Despite the hostility of the Communist authorities, the Catholic Church in China has survived to this day. Underground Catholic communities continue to exist, and many Chinese people still practice Catholicism. The Catholic Church has also been active in providing assistance to those affected by natural disasters and other crises.
The legacy of the Catholic missionaries in China is complex. While they undoubtedly made significant contributions to Chinese society, particularly in education and healthcare, their work was also seen as a form of cultural imperialism by some Chinese people.
The ideological conflict between the Catholic Church and the Chinese Communist Party has also colored perceptions of the missionaries’ work, with some seeing them as victims of Communist oppression, while others view them as agents of foreign interference.
Despite these controversies, the story of the Catholic missionaries in Communist China is a fascinating one, and serves as a testament to the resilience and dedication of those who seek to serve others, even in the most challenging and hostile of circumstances. Their legacy, both positive and negative, continues to shape the relationship between the Catholic Church and China to this day.
The presence of Catholic missionaries in China dates back to the 7th century, when the Nestorian Christians first arrived in the country. Over the centuries, the Catholic Church established itself as a significant religious presence in China, with numerous missions throughout the country.
However, the rise of Communist China in 1949 brought about a new era of persecution for Catholics. The government viewed religion as a threat to the communist ideology and launched a campaign to eliminate it. Missionaries were expelled from the country, churches were destroyed, and Catholics were forced to renounce their faith.
Despite the dangers, some Catholic missionaries chose to remain in China, in the hopes of continuing their work in secret. One such missionary was Fr. Beda Chang, a Chinese Jesuit who continued to practice his faith in secret after the Communist takeover. He celebrated Mass in the homes of fellow Catholics and performed other sacraments in secret.
Fr. Chang’s story is just one example of the many Catholic missionaries who risked their lives to continue their work in Communist China. These individuals faced constant danger, as the Communist government regularly arrested and imprisoned those suspected of practicing religion.
Despite the risks, some Catholic missionaries were able to establish a presence in China once again in the 1980s, following the country’s shift towards a more open economy.
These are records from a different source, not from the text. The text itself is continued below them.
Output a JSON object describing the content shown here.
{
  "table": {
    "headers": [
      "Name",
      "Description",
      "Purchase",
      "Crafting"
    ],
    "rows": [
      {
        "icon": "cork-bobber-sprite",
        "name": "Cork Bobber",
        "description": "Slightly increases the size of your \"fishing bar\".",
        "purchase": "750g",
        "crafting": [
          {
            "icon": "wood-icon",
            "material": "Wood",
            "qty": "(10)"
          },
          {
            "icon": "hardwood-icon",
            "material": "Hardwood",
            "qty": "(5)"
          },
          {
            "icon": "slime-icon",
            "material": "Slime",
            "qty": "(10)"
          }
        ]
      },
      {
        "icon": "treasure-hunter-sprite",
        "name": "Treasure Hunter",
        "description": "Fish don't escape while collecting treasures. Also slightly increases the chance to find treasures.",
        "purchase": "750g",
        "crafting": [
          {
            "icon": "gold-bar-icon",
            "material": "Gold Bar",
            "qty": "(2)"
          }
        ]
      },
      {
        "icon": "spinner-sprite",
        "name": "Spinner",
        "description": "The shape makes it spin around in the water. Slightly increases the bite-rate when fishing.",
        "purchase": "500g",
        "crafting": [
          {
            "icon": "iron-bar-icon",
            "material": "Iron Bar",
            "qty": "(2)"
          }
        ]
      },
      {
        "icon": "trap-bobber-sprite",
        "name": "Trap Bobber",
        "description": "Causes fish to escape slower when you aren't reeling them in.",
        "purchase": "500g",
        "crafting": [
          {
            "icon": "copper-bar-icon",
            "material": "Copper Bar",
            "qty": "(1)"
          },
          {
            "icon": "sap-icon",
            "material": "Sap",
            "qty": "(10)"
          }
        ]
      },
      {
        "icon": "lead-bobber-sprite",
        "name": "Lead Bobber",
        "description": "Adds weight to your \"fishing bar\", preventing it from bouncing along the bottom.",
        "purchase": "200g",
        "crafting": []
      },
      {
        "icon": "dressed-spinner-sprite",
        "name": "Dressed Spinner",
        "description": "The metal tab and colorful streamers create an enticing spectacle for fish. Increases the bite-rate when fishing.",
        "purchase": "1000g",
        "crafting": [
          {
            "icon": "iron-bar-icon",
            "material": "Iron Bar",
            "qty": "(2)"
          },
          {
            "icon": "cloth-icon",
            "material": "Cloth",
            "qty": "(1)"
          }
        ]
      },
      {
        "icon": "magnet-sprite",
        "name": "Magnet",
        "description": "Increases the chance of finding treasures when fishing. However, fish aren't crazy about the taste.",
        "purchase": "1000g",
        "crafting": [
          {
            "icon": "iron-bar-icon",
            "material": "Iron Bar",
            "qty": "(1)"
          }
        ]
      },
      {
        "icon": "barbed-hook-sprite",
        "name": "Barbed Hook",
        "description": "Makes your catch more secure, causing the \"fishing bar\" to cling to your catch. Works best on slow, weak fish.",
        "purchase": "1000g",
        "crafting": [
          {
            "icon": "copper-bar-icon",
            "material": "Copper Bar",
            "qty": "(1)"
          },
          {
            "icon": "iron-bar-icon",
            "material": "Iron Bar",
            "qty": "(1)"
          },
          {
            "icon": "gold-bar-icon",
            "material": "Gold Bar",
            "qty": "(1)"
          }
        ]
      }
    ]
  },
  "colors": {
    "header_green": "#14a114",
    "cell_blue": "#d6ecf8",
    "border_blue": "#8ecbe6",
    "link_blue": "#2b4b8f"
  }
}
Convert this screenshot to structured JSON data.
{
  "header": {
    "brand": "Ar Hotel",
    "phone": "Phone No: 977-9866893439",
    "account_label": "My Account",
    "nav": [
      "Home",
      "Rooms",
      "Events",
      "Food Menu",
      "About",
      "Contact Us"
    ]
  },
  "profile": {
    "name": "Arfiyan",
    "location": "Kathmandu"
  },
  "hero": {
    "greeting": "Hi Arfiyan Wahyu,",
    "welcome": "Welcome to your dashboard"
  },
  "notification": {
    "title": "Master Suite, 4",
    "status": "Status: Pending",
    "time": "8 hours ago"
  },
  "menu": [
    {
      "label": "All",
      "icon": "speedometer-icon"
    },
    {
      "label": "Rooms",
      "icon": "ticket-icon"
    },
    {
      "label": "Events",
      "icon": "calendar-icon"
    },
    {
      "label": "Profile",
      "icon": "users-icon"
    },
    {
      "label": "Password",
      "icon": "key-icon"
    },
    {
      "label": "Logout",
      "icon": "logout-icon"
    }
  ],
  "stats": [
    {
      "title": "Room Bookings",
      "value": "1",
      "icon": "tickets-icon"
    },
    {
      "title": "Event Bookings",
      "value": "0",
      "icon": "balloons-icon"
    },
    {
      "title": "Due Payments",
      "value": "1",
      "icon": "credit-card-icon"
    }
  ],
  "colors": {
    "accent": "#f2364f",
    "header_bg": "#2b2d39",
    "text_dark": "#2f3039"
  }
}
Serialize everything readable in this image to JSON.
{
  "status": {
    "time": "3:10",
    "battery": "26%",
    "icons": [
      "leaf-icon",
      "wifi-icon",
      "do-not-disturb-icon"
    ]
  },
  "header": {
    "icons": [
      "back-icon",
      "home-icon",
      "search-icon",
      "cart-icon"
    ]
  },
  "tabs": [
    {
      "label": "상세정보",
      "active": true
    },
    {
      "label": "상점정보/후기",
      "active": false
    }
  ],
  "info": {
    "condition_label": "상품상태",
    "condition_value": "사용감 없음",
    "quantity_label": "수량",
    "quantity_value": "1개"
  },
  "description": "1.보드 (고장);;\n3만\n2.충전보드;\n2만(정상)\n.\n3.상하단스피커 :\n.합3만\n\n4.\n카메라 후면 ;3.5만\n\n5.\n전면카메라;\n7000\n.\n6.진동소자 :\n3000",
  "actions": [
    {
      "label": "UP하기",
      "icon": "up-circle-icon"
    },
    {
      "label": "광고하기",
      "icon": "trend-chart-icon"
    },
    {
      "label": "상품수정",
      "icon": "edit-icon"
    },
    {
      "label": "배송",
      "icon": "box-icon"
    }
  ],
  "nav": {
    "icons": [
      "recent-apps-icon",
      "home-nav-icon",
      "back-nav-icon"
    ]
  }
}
These missionaries focused on providing humanitarian aid and establishing schools, hospitals, and other institutions.
Today, the Catholic Church in China remains a small but dedicated community. While the government still places restrictions on religious practice, Catholics continue to practice their faith in secret and to establish new churches and institutions.
The story of Catholic missionaries in Communist China is one of bravery, sacrifice, and perseverance. Despite the persecution they faced, these individuals remained committed to their faith and to the people they served. Their legacy continues to inspire Catholics around the world to live out their faith, even in the face of adversity.